Everyone is putting up their Thanksgiving posts. Mostly memories of past holidays, and mostly bad memories of past bad holidays. And a few pre-emptive bad memories, when someone predicts how awkward and awful his weekend will be, and how full of arguments and dramatic confrontations and unpleasant, understated, tight-lipped heart-to-hearts about the gay brother of the brother-in-law.
And I have to say, I can’t relate. I don’t have family issues. At all. We (my brothers and sisters and I) are so close we don’t even think about being close. We hang out all the time, we have dinner together on Sundays most weeks. We’re softball teammates, drinking buddies, and best friends.
I don’t know, maybe it sounds like bragging. Maybe it is bragging. But indulge me here. These people are the best.
I’m leaving in a couple of hours for Michigan, where we will hunt, lie around, drink and eat. I’m leaving work early to grab my brother and sister in the city (with my brother’s car), and we’re going to hit the road. And it’s going to be a blast.
I was reminded of good family by this post, and I think it’s because it mentions prayer, and recognizes prayer as an important part of coming together and staying together as a family. We pray in my family. We’re real, honest-to-goodness Catholics who go to Mass every Sunday, and believe that there are such things as mortal sins and hell.
And it’s not morbid, it’s glorious. I’ll say a prayer for all of you who don’t know where you are in your life, and maybe you can say a prayer for me. Happy thanksgiving.
Don’t even get me started on my extended family (again, no issues, pure bliss). This is an email exchange I just had with my cousin who delights me.
Her: hey, I just wrote my own defense of poesie. Take a look and see if you agree.
"What is the good of reading?" I cannot leave a question like that unanswered. It would be a betrayal of everything I believe in. So, I am sorry if you are over it and are not interested, but I have to respond with the answer that came to me while I was (guess what) reading.
Reading is beneficial in too many ways to enumerate, but I will give the top four.
1. Superficially. (I have to put this first so that hopefully you will forget about it by the time you get to the end.) People will look at a person who is reading a book, and will think "wow, this person is intelligent, sensitive, and cultured! Cool!" This is, of course, not a good reason to read, but it doesn't hurt the cause.
2. Practically. Reading will help with grammar, spelling and style. Since our use of language and communication is one of the things that separate the human from the animal, doesn't it make sense that we should speak and write this language correctly? And really, there is no better way to get in the habit of speaking properly than by reading.
3. Intellectually. Reading stimualtes the mind, and sharpens the imagination of the reader. It leaves the reader with a sense of interest and wonderment in the world around him. The habitual reader will question theories, explore ideas, and will think inventively and creatively. A reading mind is an active mind that will never go dull.
4. Truthfully/Philosophically. (This is the most important reason). Reading provides a completely unique creative escape, that cannot be experienced through any other activity such as watching tv. One might think that watching a movie, which creates a new world of imagination, would supply the watcher with as much creative scope and intellectual fuel as a book.

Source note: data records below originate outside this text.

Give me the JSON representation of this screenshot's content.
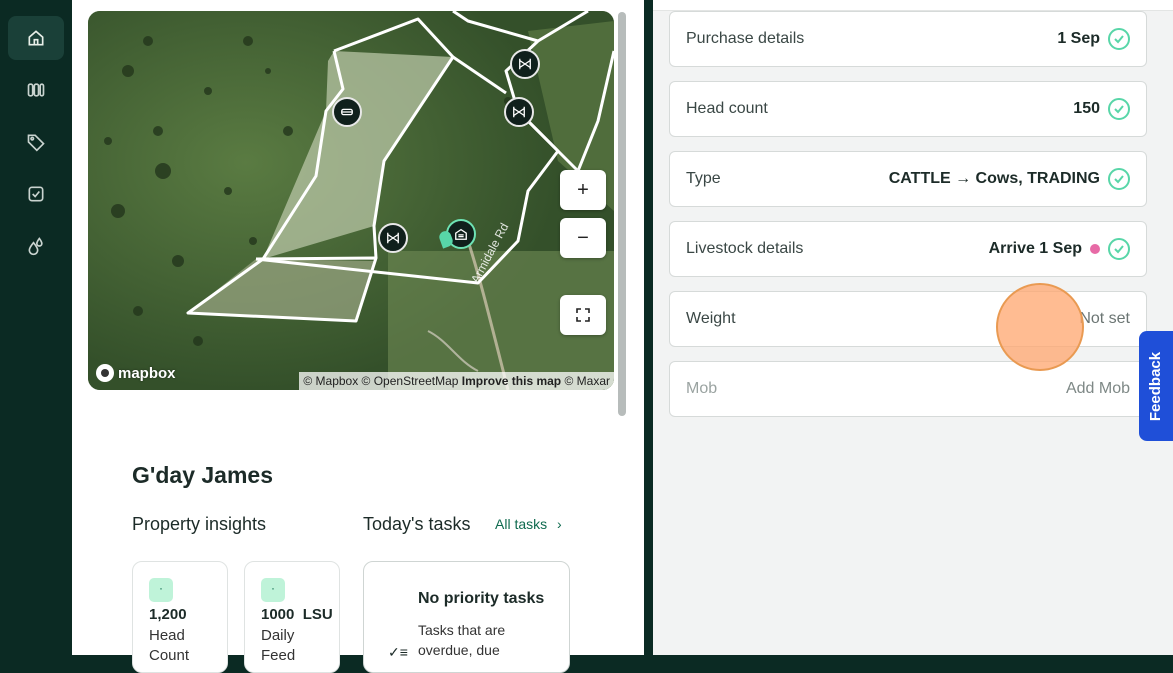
{
  "sidebar": {
    "items": [
      {
        "icon": "home-icon",
        "active": true
      },
      {
        "icon": "paddocks-icon",
        "active": false
      },
      {
        "icon": "tag-icon",
        "active": false
      },
      {
        "icon": "task-checkbox-icon",
        "active": false
      },
      {
        "icon": "water-drops-icon",
        "active": false
      }
    ]
  },
  "map": {
    "logo_text": "mapbox",
    "attribution": "© Mapbox © OpenStreetMap",
    "attribution_link": "Improve this map",
    "attribution_tail": "© Maxar",
    "road_label": "Armidale Rd",
    "zoom_in": "+",
    "zoom_out": "−",
    "fullscreen": "⛶"
  },
  "dashboard": {
    "greeting": "G'day James",
    "insights_title": "Property insights",
    "tasks_title": "Today's tasks",
    "all_tasks_link": "All tasks",
    "cards": [
      {
        "badge": "·",
        "value": "1,200",
        "label": "Head Count"
      },
      {
        "badge": "·",
        "value": "1000  LSU",
        "label": "Daily Feed"
      }
    ],
    "task_card": {
      "title": "No priority tasks",
      "body": "Tasks that are overdue, due"
    }
  },
  "panel": {
    "fields": [
      {
        "label": "Purchase details",
        "value": "1 Sep",
        "checked": true
      },
      {
        "label": "Head count",
        "value": "150",
        "checked": true
      },
      {
        "label": "Type",
        "value": "CATTLE → Cows, TRADING",
        "checked": true
      },
      {
        "label": "Livestock details",
        "value": "Arrive 1 Sep",
        "checked": true,
        "dot": true
      },
      {
        "label": "Weight",
        "value": "Not set",
        "checked": false
      },
      {
        "label": "Mob",
        "value": "Add Mob",
        "checked": false,
        "disabled": true
      }
    ]
  },
  "feedback_label": "Feedback",
  "colors": {
    "sidebar_bg": "#0b2a23",
    "accent_green": "#58d6a8",
    "feedback_blue": "#1f4fd8",
    "pink_status": "#e76aa6"
  }
}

This is incorrect. A movie spoon feeds the reader every single aspect of the created world. Nothing is left to the character's imagination. The watcher cannot imagine how the characters look, how they speak, how they interact with each other. Everything is decided for them by the moviemaker and forced upon them. When reading however, the writer and the reader combine forces to create a completely personal experience. The reader can provide the emotions and the subtle inflections which transform a plain volume of paper and ink into a different world. The reader is the partial creator of this world, since the writer is limited as to what he can portray through the written word. The writer provides the base, the walls and the roof. The reader enters this structure, and provides his own individual embellishment and decoration. In other words, (and I CANNOT help using this cliche. It's really screaming to be used.) The reader makes the house a home.
Me: Very nice. I am going to put it on the internet.
Isn't it fun being smart? Seriously, I can't imagine how boring it would be to be dumb.
ps - guess who is leaving for Michigan in an hour and a half. I'll give you a hint-- it's me.
Her: don't put it on the internet!!! People will plagiarize me!
Me: I'm totally putting it on the internet. I'm not even joking a little bit.